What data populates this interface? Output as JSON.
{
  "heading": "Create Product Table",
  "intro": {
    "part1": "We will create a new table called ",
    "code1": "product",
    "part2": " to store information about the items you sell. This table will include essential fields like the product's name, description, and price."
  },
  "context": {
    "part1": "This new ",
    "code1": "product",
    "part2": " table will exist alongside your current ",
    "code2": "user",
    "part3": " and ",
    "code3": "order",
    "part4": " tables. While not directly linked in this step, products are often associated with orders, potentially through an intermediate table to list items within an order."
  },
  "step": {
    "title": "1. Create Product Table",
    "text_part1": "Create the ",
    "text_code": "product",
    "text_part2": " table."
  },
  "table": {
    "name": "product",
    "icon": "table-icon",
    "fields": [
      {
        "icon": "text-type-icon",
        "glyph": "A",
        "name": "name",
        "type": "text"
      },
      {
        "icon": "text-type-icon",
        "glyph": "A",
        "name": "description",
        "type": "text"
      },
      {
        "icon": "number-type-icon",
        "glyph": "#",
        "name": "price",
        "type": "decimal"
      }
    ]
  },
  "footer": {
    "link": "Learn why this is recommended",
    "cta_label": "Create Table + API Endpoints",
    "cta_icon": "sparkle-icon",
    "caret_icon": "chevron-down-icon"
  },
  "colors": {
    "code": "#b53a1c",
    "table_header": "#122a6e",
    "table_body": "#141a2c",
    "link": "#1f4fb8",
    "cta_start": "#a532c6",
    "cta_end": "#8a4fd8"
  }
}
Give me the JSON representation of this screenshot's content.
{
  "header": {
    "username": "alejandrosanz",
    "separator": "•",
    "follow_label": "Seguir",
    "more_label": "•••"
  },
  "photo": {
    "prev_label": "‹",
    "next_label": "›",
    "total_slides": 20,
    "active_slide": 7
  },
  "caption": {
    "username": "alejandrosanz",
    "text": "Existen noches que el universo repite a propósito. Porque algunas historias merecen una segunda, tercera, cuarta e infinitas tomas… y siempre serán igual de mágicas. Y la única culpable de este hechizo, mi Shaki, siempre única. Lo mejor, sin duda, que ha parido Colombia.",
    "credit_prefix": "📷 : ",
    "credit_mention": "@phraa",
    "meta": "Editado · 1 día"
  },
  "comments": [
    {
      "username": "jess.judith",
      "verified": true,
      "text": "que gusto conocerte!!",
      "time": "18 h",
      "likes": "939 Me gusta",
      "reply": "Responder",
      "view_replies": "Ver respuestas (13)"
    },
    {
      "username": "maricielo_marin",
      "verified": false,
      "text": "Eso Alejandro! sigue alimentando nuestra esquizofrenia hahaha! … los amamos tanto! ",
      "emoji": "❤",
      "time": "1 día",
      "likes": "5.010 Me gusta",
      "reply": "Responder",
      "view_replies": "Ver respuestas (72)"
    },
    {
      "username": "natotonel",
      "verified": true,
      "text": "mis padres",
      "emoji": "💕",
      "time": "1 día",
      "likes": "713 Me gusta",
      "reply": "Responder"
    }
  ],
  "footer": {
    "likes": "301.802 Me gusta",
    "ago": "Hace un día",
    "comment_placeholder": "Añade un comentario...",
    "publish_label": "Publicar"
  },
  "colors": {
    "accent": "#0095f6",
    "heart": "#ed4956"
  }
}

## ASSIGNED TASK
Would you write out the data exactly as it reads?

## SOLUTION TO THIS EXERCISE
What data populates this interface? Output as JSON.
{
  "heading": "Create Product Table",
  "intro": {
    "part1": "We will create a new table called ",
    "code1": "product",
    "part2": " to store information about the items you sell. This table will include essential fields like the product's name, description, and price."
  },
  "context": {
    "part1": "This new ",
    "code1": "product",
    "part2": " table will exist alongside your current ",
    "code2": "user",
    "part3": " and ",
    "code3": "order",
    "part4": " tables. While not directly linked in this step, products are often associated with orders, potentially through an intermediate table to list items within an order."
  },
  "step": {
    "title": "1. Create Product Table",
    "text_part1": "Create the ",
    "text_code": "product",
    "text_part2": " table."
  },
  "table": {
    "name": "product",
    "icon": "table-icon",
    "fields": [
      {
        "icon": "text-type-icon",
        "glyph": "A",
        "name": "name",
        "type": "text"
      },
      {
        "icon": "text-type-icon",
        "glyph": "A",
        "name": "description",
        "type": "text"
      },
      {
        "icon": "number-type-icon",
        "glyph": "#",
        "name": "price",
        "type": "decimal"
      }
    ]
  },
  "footer": {
    "link": "Learn why this is recommended",
    "cta_label": "Create Table + API Endpoints",
    "cta_icon": "sparkle-icon",
    "caret_icon": "chevron-down-icon"
  },
  "colors": {
    "code": "#b53a1c",
    "table_header": "#122a6e",
    "table_body": "#141a2c",
    "link": "#1f4fb8",
    "cta_start": "#a532c6",
    "cta_end": "#8a4fd8"
  }
}
Give me the JSON representation of this screenshot's content.
{
  "header": {
    "username": "alejandrosanz",
    "separator": "•",
    "follow_label": "Seguir",
    "more_label": "•••"
  },
  "photo": {
    "prev_label": "‹",
    "next_label": "›",
    "total_slides": 20,
    "active_slide": 7
  },
  "caption": {
    "username": "alejandrosanz",
    "text": "Existen noches que el universo repite a propósito. Porque algunas historias merecen una segunda, tercera, cuarta e infinitas tomas… y siempre serán igual de mágicas. Y la única culpable de este hechizo, mi Shaki, siempre única. Lo mejor, sin duda, que ha parido Colombia.",
    "credit_prefix": "📷 : ",
    "credit_mention": "@phraa",
    "meta": "Editado · 1 día"
  },
  "comments": [
    {
      "username": "jess.judith",
      "verified": true,
      "text": "que gusto conocerte!!",
      "time": "18 h",
      "likes": "939 Me gusta",
      "reply": "Responder",
      "view_replies": "Ver respuestas (13)"
    },
    {
      "username": "maricielo_marin",
      "verified": false,
      "text": "Eso Alejandro! sigue alimentando nuestra esquizofrenia hahaha! … los amamos tanto! ",
      "emoji": "❤",
      "time": "1 día",
      "likes": "5.010 Me gusta",
      "reply": "Responder",
      "view_replies": "Ver respuestas (72)"
    },
    {
      "username": "natotonel",
      "verified": true,
      "text": "mis padres",
      "emoji": "💕",
      "time": "1 día",
      "likes": "713 Me gusta",
      "reply": "Responder"
    }
  ],
  "footer": {
    "likes": "301.802 Me gusta",
    "ago": "Hace un día",
    "comment_placeholder": "Añade un comentario...",
    "publish_label": "Publicar"
  },
  "colors": {
    "accent": "#0095f6",
    "heart": "#ed4956"
  }
}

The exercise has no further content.